E: Have you ever thought of having permanent members in Barst?
Bart: No, this is my thing and I am in charge. What I have learnt from the past, from all the years, that it is very hard to find people with whom you are connected musically. It is really a matter of luck to find them. Amenra is a good example of that. They are together for so many years and they don’t kill each other. It is rather unique. My past in music showed me that I can only count on myself. I was working too hard to get to this point, so it will be my thing. I invite musicians to participate but I don’t want any discussions about how music should sound. It is not a democracy [laughing]. I also perform in other bands and I will do their thing. BARST is me and guests.
"The album is my personal search for immortality. I can die in peace now, which is a relief."
E: What about the artwork? And the reference to American novelist William S. Burroughs?

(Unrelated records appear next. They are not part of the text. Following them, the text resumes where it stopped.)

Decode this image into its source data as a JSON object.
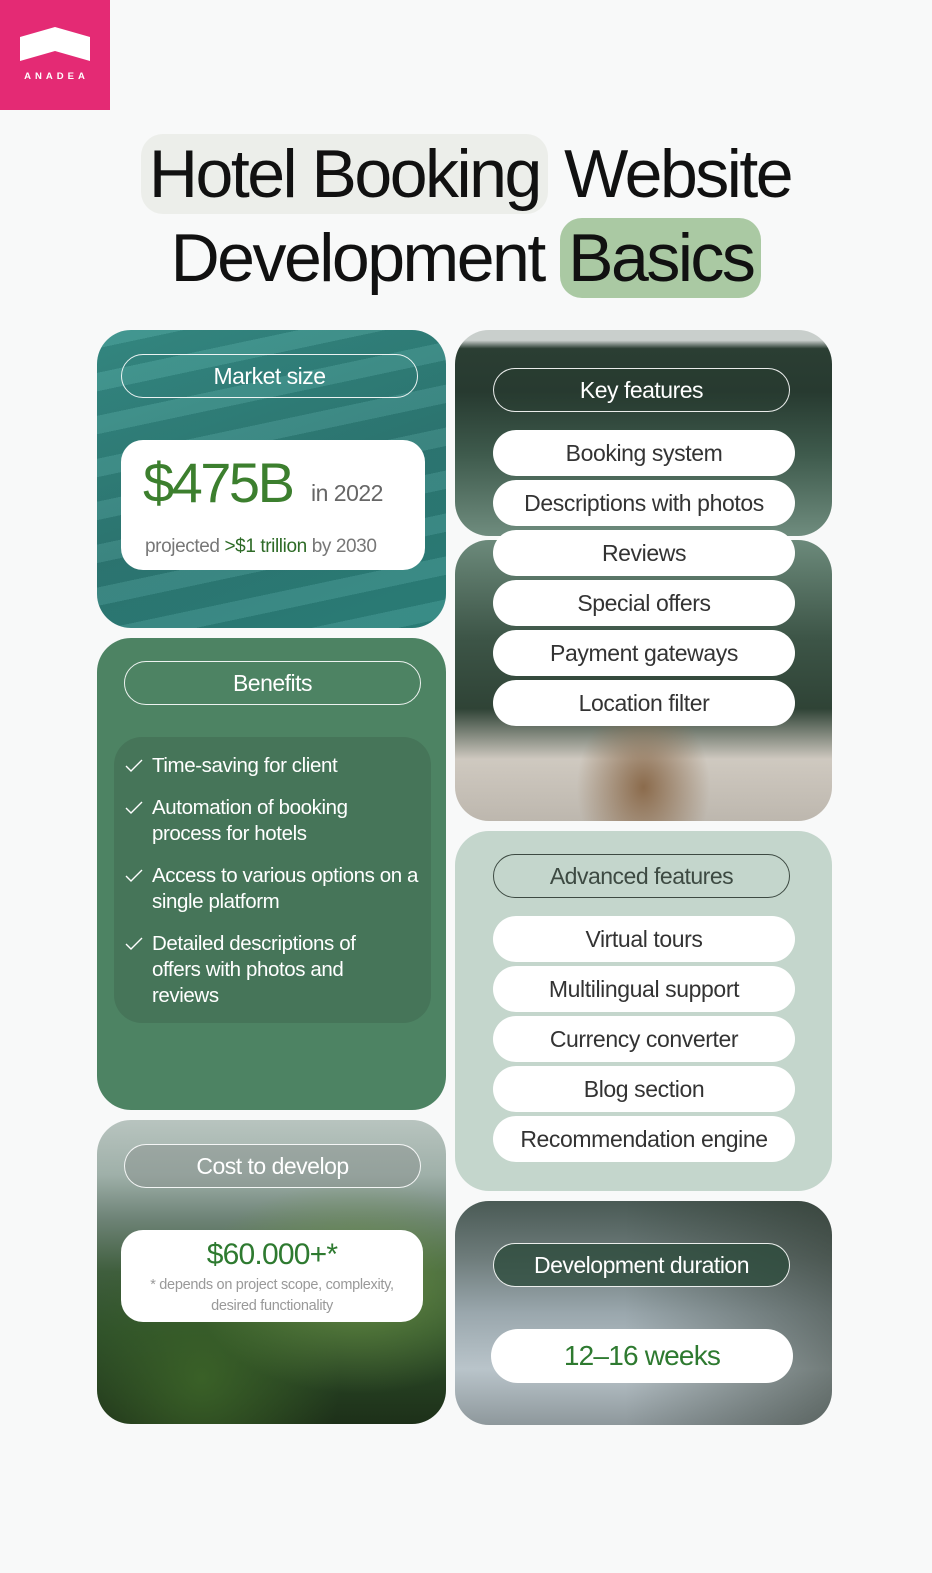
{
  "logo": {
    "text": "ANADEA",
    "color": "#e42a74"
  },
  "title": {
    "line1_highlight": "Hotel Booking",
    "line1_rest": "Website",
    "line2_rest": "Development",
    "line2_highlight": "Basics"
  },
  "market": {
    "heading": "Market size",
    "value": "$475B",
    "value_suffix": "in 2022",
    "projection_prefix": "projected",
    "projection_highlight": ">$1 trillion",
    "projection_suffix": "by 2030"
  },
  "benefits": {
    "heading": "Benefits",
    "items": [
      "Time-saving for client",
      "Automation of booking process for hotels",
      "Access to various options on a single platform",
      "Detailed descriptions of offers with photos and reviews"
    ]
  },
  "cost": {
    "heading": "Cost to develop",
    "value": "$60.000+*",
    "note": "* depends on project scope, complexity, desired functionality"
  },
  "key_features": {
    "heading": "Key features",
    "items": [
      "Booking system",
      "Descriptions with photos",
      "Reviews",
      "Special offers",
      "Payment gateways",
      "Location filter"
    ]
  },
  "advanced_features": {
    "heading": "Advanced features",
    "items": [
      "Virtual tours",
      "Multilingual support",
      "Currency converter",
      "Blog section",
      "Recommendation engine"
    ]
  },
  "duration": {
    "heading": "Development duration",
    "value": "12–16 weeks"
  },
  "colors": {
    "accent_green": "#3c7f2e",
    "market_teal": "#2f7d78",
    "benefits_green": "#4d8363",
    "advanced_sage": "#c4d6cc",
    "title_highlight_green": "#aac9a3"
  }
}
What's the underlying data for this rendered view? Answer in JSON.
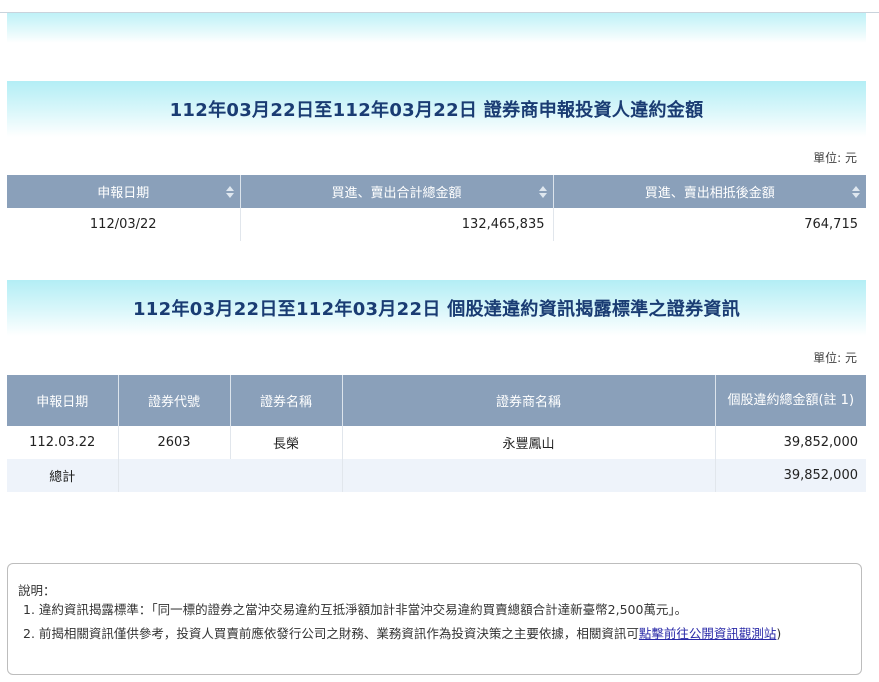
{
  "section1": {
    "title": "112年03月22日至112年03月22日 證券商申報投資人違約金額",
    "unit": "單位: 元",
    "headers": [
      "申報日期",
      "買進、賣出合計總金額",
      "買進、賣出相抵後金額"
    ],
    "rows": [
      [
        "112/03/22",
        "132,465,835",
        "764,715"
      ]
    ]
  },
  "section2": {
    "title": "112年03月22日至112年03月22日 個股達違約資訊揭露標準之證券資訊",
    "unit": "單位: 元",
    "headers": [
      "申報日期",
      "證券代號",
      "證券名稱",
      "證券商名稱",
      "個股違約總金額(註 1)"
    ],
    "rows": [
      [
        "112.03.22",
        "2603",
        "長榮",
        "永豐鳳山",
        "39,852,000"
      ]
    ],
    "total_label": "總計",
    "total_value": "39,852,000"
  },
  "note": {
    "title": "說明：",
    "item1": "1. 違約資訊揭露標準：「同一標的證券之當沖交易違約互抵淨額加計非當沖交易違約買賣總額合計達新臺幣2,500萬元」。",
    "item2_prefix": "2. 前揭相關資訊僅供參考，投資人買賣前應依發行公司之財務、業務資訊作為投資決策之主要依據，相關資訊可",
    "item2_link": "點擊前往公開資訊觀測站",
    "item2_suffix": ")"
  }
}
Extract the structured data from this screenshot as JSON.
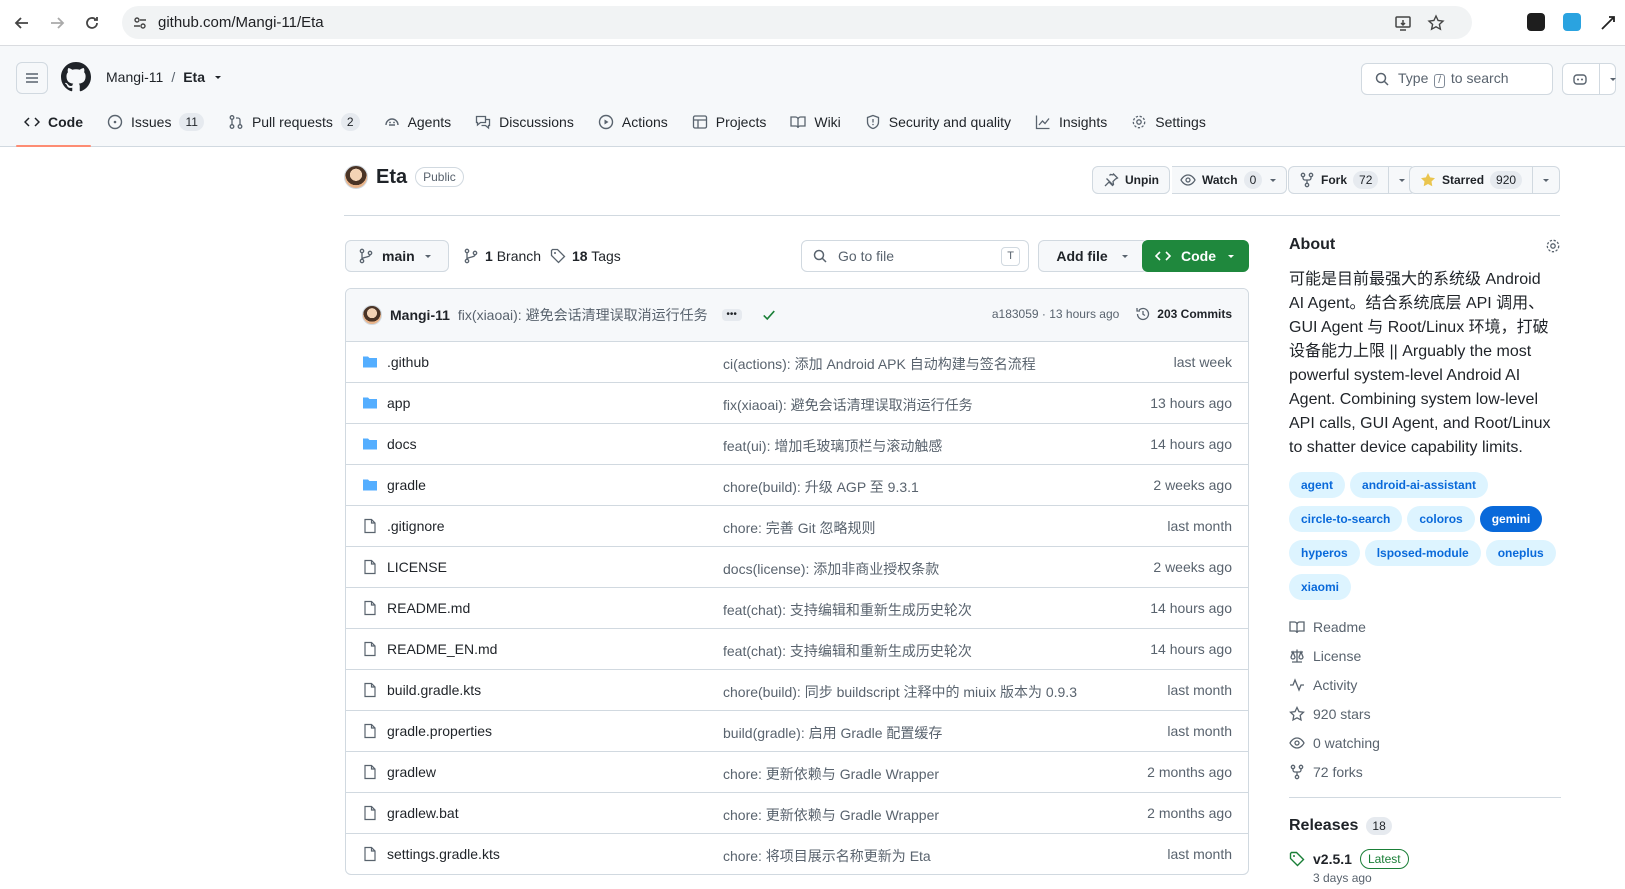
{
  "browser": {
    "url": "github.com/Mangi-11/Eta"
  },
  "header": {
    "owner": "Mangi-11",
    "repo": "Eta",
    "search_prefix": "Type",
    "search_key": "/",
    "search_suffix": "to search"
  },
  "tabs": [
    {
      "label": "Code",
      "count": ""
    },
    {
      "label": "Issues",
      "count": "11"
    },
    {
      "label": "Pull requests",
      "count": "2"
    },
    {
      "label": "Agents",
      "count": ""
    },
    {
      "label": "Discussions",
      "count": ""
    },
    {
      "label": "Actions",
      "count": ""
    },
    {
      "label": "Projects",
      "count": ""
    },
    {
      "label": "Wiki",
      "count": ""
    },
    {
      "label": "Security and quality",
      "count": ""
    },
    {
      "label": "Insights",
      "count": ""
    },
    {
      "label": "Settings",
      "count": ""
    }
  ],
  "repo_head": {
    "name": "Eta",
    "visibility": "Public",
    "unpin": "Unpin",
    "watch": "Watch",
    "watch_count": "0",
    "fork": "Fork",
    "fork_count": "72",
    "starred": "Starred",
    "star_count": "920"
  },
  "filenav": {
    "branch": "main",
    "branches_count": "1",
    "branches_label": "Branch",
    "tags_count": "18",
    "tags_label": "Tags",
    "goto_placeholder": "Go to file",
    "goto_key": "T",
    "add_file": "Add file",
    "code": "Code"
  },
  "latest_commit": {
    "author": "Mangi-11",
    "message": "fix(xiaoai): 避免会话清理误取消运行任务",
    "hash_time": "a183059 · 13 hours ago",
    "commits": "203 Commits"
  },
  "files": [
    {
      "type": "dir",
      "name": ".github",
      "message": "ci(actions): 添加 Android APK 自动构建与签名流程",
      "age": "last week"
    },
    {
      "type": "dir",
      "name": "app",
      "message": "fix(xiaoai): 避免会话清理误取消运行任务",
      "age": "13 hours ago"
    },
    {
      "type": "dir",
      "name": "docs",
      "message": "feat(ui): 增加毛玻璃顶栏与滚动触感",
      "age": "14 hours ago"
    },
    {
      "type": "dir",
      "name": "gradle",
      "message": "chore(build): 升级 AGP 至 9.3.1",
      "age": "2 weeks ago"
    },
    {
      "type": "file",
      "name": ".gitignore",
      "message": "chore: 完善 Git 忽略规则",
      "age": "last month"
    },
    {
      "type": "file",
      "name": "LICENSE",
      "message": "docs(license): 添加非商业授权条款",
      "age": "2 weeks ago"
    },
    {
      "type": "file",
      "name": "README.md",
      "message": "feat(chat): 支持编辑和重新生成历史轮次",
      "age": "14 hours ago"
    },
    {
      "type": "file",
      "name": "README_EN.md",
      "message": "feat(chat): 支持编辑和重新生成历史轮次",
      "age": "14 hours ago"
    },
    {
      "type": "file",
      "name": "build.gradle.kts",
      "message": "chore(build): 同步 buildscript 注释中的 miuix 版本为 0.9.3",
      "age": "last month"
    },
    {
      "type": "file",
      "name": "gradle.properties",
      "message": "build(gradle): 启用 Gradle 配置缓存",
      "age": "last month"
    },
    {
      "type": "file",
      "name": "gradlew",
      "message": "chore: 更新依赖与 Gradle Wrapper",
      "age": "2 months ago"
    },
    {
      "type": "file",
      "name": "gradlew.bat",
      "message": "chore: 更新依赖与 Gradle Wrapper",
      "age": "2 months ago"
    },
    {
      "type": "file",
      "name": "settings.gradle.kts",
      "message": "chore: 将项目展示名称更新为 Eta",
      "age": "last month"
    }
  ],
  "about": {
    "title": "About",
    "description_lines": [
      "可能是目前最强大的系统级 Android",
      "AI Agent。结合系统底层 API 调用、",
      "GUI Agent 与 Root/Linux 环境，打破",
      "设备能力上限 || Arguably the most",
      "powerful system-level Android AI",
      "Agent. Combining system low-level",
      "API calls, GUI Agent, and Root/Linux",
      "to shatter device capability limits."
    ],
    "topics": [
      "agent",
      "android-ai-assistant",
      "circle-to-search",
      "coloros",
      "gemini",
      "hyperos",
      "lsposed-module",
      "oneplus",
      "xiaomi"
    ],
    "active_topic": "gemini",
    "links": [
      {
        "icon": "book-icon",
        "label": "Readme"
      },
      {
        "icon": "law-icon",
        "label": "License"
      },
      {
        "icon": "pulse-icon",
        "label": "Activity"
      },
      {
        "icon": "star-icon",
        "label": "920 stars"
      },
      {
        "icon": "eye-icon",
        "label": "0 watching"
      },
      {
        "icon": "fork-icon",
        "label": "72 forks"
      }
    ]
  },
  "releases": {
    "title": "Releases",
    "count": "18",
    "latest_version": "v2.5.1",
    "latest_badge": "Latest",
    "latest_date": "3 days ago"
  }
}
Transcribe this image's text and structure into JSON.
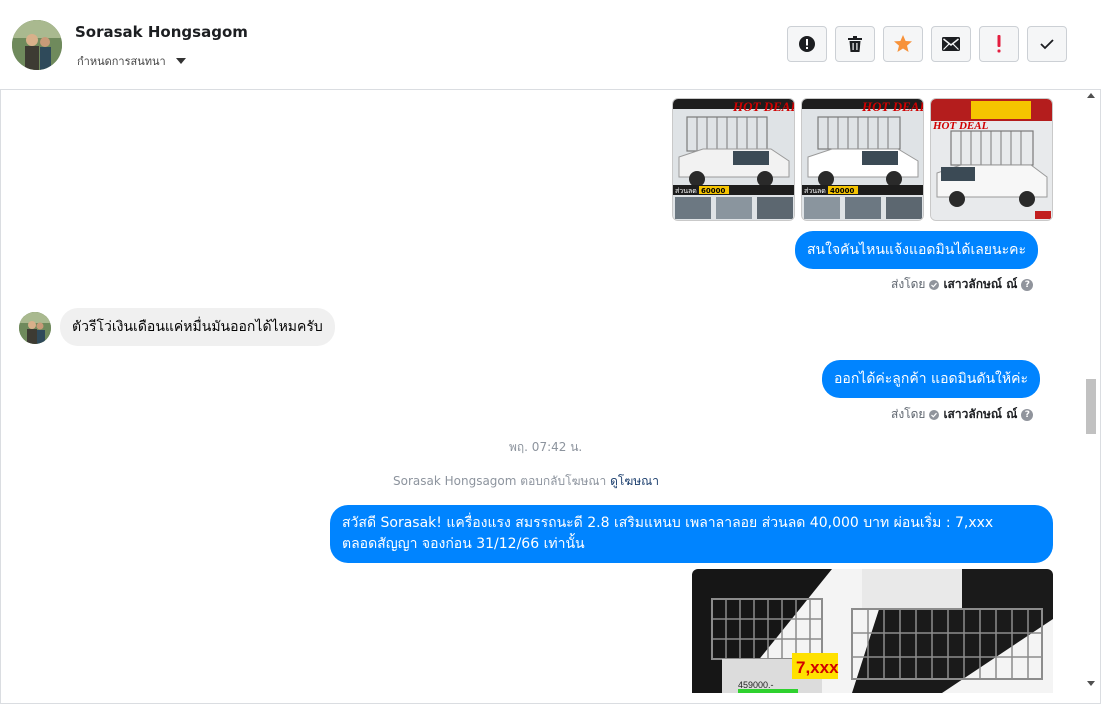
{
  "header": {
    "contact_name": "Sorasak Hongsagom",
    "settings_label": "กำหนดการสนทนา",
    "actions": [
      {
        "name": "report-icon",
        "label": "Report"
      },
      {
        "name": "trash-icon",
        "label": "Delete"
      },
      {
        "name": "star-icon",
        "label": "Star"
      },
      {
        "name": "envelope-icon",
        "label": "Mark unread"
      },
      {
        "name": "exclamation-icon",
        "label": "Spam"
      },
      {
        "name": "check-icon",
        "label": "Done"
      }
    ]
  },
  "colors": {
    "outgoing_bubble": "#0084ff",
    "incoming_bubble": "#f0f0f0",
    "star": "#f7923a",
    "spam_mark": "#e41e3f"
  },
  "messages": {
    "m1_text": "สนใจคันไหนแจ้งแอดมินได้เลยนะคะ",
    "m1_sent_by_prefix": "ส่งโดย",
    "m1_sender": "เสาวลักษณ์ ณ์",
    "m2_text": "ตัวรีโว่เงินเดือนแค่หมื่นมันออกได้ไหมครับ",
    "m3_text": "ออกได้ค่ะลูกค้า แอดมินดันให้ค่ะ",
    "m3_sent_by_prefix": "ส่งโดย",
    "m3_sender": "เสาวลักษณ์ ณ์",
    "timestamp": "พฤ. 07:42 น.",
    "ad_reply_text": "Sorasak Hongsagom ตอบกลับโฆษณา",
    "ad_reply_link": "ดูโฆษณา",
    "m4_line1": "สวัสดี Sorasak! แครื่องแรง สมรรถนะดี 2.8 เสริมแหนบ เพลาลาลอย ส่วนลด 40,000 บาท ผ่อนเริ่ม : 7,xxx",
    "m4_line2": "ตลอดสัญญา จองก่อน 31/12/66 เท่านั้น"
  },
  "promo_images": [
    {
      "badge": "HOT DEAL",
      "price": "60000"
    },
    {
      "badge": "HOT DEAL",
      "price": "40000"
    },
    {
      "badge": "HOT DEAL",
      "price": ""
    }
  ],
  "big_image": {
    "price_tag": "7,xxx",
    "old_price": "459000.-"
  }
}
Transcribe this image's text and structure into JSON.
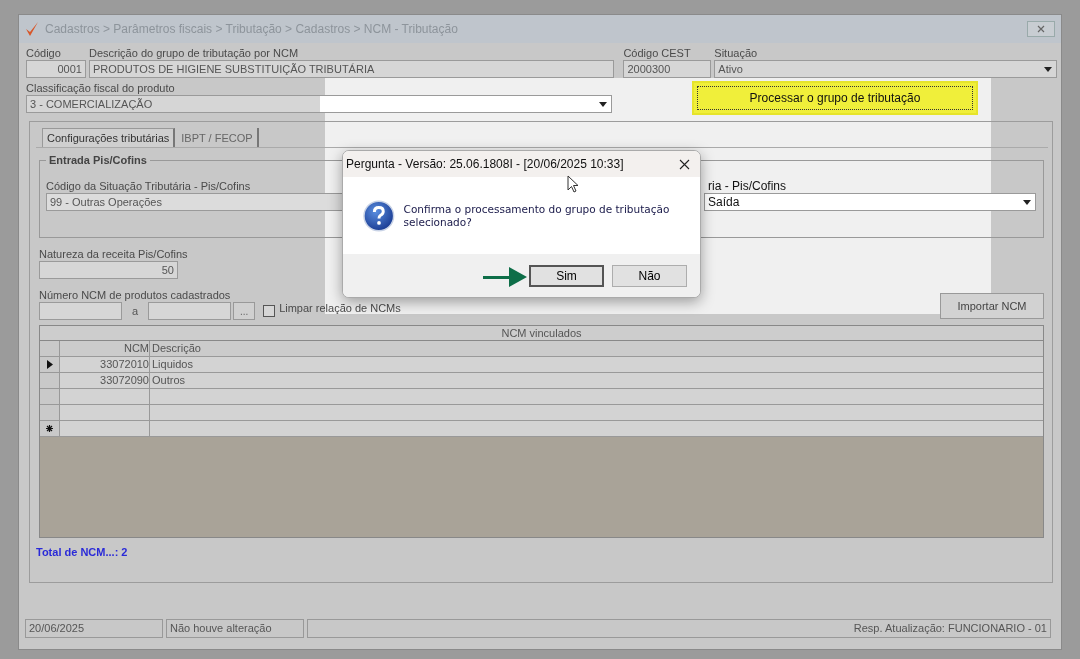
{
  "window": {
    "title": "Cadastros > Parâmetros fiscais > Tributação > Cadastros > NCM - Tributação"
  },
  "header": {
    "code_label": "Código",
    "code": "0001",
    "description_label": "Descrição do grupo de tributação por NCM",
    "description": "PRODUTOS DE HIGIENE SUBSTITUIÇÃO TRIBUTÁRIA",
    "cest_label": "Código CEST",
    "cest": "2000300",
    "status_label": "Situação",
    "status": "Ativo",
    "classification_label": "Classificação fiscal do produto",
    "classification": "3 - COMERCIALIZAÇÃO",
    "process_button": "Processar o grupo de tributação"
  },
  "tabs": [
    {
      "label": "Configurações tributárias",
      "selected": true
    },
    {
      "label": "IBPT / FECOP",
      "selected": false
    }
  ],
  "entrada_group": {
    "title": "Entrada Pis/Cofins",
    "cst_label": "Código da Situação Tributária - Pis/Cofins",
    "cst": "99 -  Outras Operações",
    "column_2_label": "ria - Pis/Cofins",
    "column_2_value": "Saída"
  },
  "natureza": {
    "label": "Natureza da receita Pis/Cofins",
    "value": "50"
  },
  "ncm_range": {
    "label": "Número  NCM de produtos cadastrados",
    "separator": "a",
    "browse_button": "...",
    "clear_checkbox": {
      "label": "Limpar relação de NCMs",
      "checked": false
    }
  },
  "import_button": "Importar NCM",
  "grid": {
    "title": "NCM vinculados",
    "columns": [
      "NCM",
      "Descrição"
    ],
    "rows": [
      {
        "kind": "data",
        "ncm": "33072010",
        "description": "Liquidos",
        "current": true
      },
      {
        "kind": "data",
        "ncm": "33072090",
        "description": "Outros",
        "current": false
      },
      {
        "kind": "empty"
      },
      {
        "kind": "empty"
      },
      {
        "kind": "new"
      }
    ]
  },
  "total": "Total de NCM...: 2",
  "status_bar": [
    "20/06/2025",
    "Não houve alteração",
    "Resp. Atualização: FUNCIONARIO - 01"
  ],
  "dialog": {
    "title": "Pergunta - Versão: 25.06.1808I - [20/06/2025 10:33]",
    "message": "Confirma o processamento do grupo de tributação selecionado?",
    "buttons": [
      {
        "label": "Sim",
        "focused": true
      },
      {
        "label": "Não",
        "focused": false
      }
    ]
  }
}
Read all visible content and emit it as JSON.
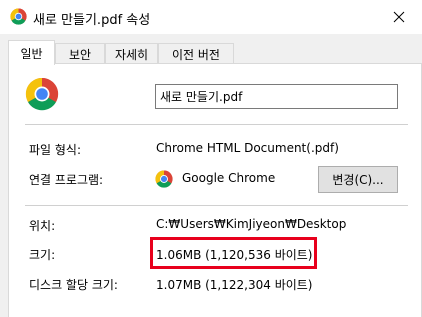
{
  "window": {
    "title": "새로 만들기.pdf 속성",
    "close_symbol": "✕"
  },
  "tabs": [
    {
      "label": "일반",
      "active": true
    },
    {
      "label": "보안",
      "active": false
    },
    {
      "label": "자세히",
      "active": false
    },
    {
      "label": "이전 버전",
      "active": false
    }
  ],
  "general": {
    "file_name": "새로 만들기.pdf",
    "file_type_label": "파일 형식:",
    "file_type_value": "Chrome HTML Document(.pdf)",
    "opens_with_label": "연결 프로그램:",
    "opens_with_value": "Google Chrome",
    "change_button": "변경(C)...",
    "location_label": "위치:",
    "location_value": "C:₩Users₩KimJiyeon₩Desktop",
    "size_label": "크기:",
    "size_value": "1.06MB (1,120,536 바이트)",
    "size_on_disk_label": "디스크 할당 크기:",
    "size_on_disk_value": "1.07MB (1,122,304 바이트)"
  },
  "colors": {
    "highlight": "#e8001c",
    "chrome_red": "#db4437",
    "chrome_yellow": "#f4c20d",
    "chrome_green": "#0f9d58",
    "chrome_blue": "#4285f4"
  },
  "icons": {
    "title": "chrome-icon",
    "file": "chrome-icon",
    "app": "chrome-icon",
    "close": "close-icon"
  }
}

Bart: Yes, there is a reference and not only to his novel The Western Lands, but to his whole approach, to what he stands for. There is another novel by him that he cut up and then put everything back together. This is what I do with my music. Moreover, in Egyptian myths The Western Lands is the land of dead. When you die, your soul will go to western lands, which means immortality. The album is my personal search for immortality. I can die in peace now, which is a relief.
The artwork was done by Niels Verwijk. He is also our photographer. I asked Niels to get into William S. Burroughs’ vision, to cut things up, make something up from different pictures. And he really captured that!
E: What about future plans? Any thoughts of coming to the UK?
Bart: Two more experimental projects are coming in 2017. Touring has not been planned yet. Let’s see how the world responds to The Western Lands first. But I hope to come to play in the UK.
photo: Stefaan Temmerman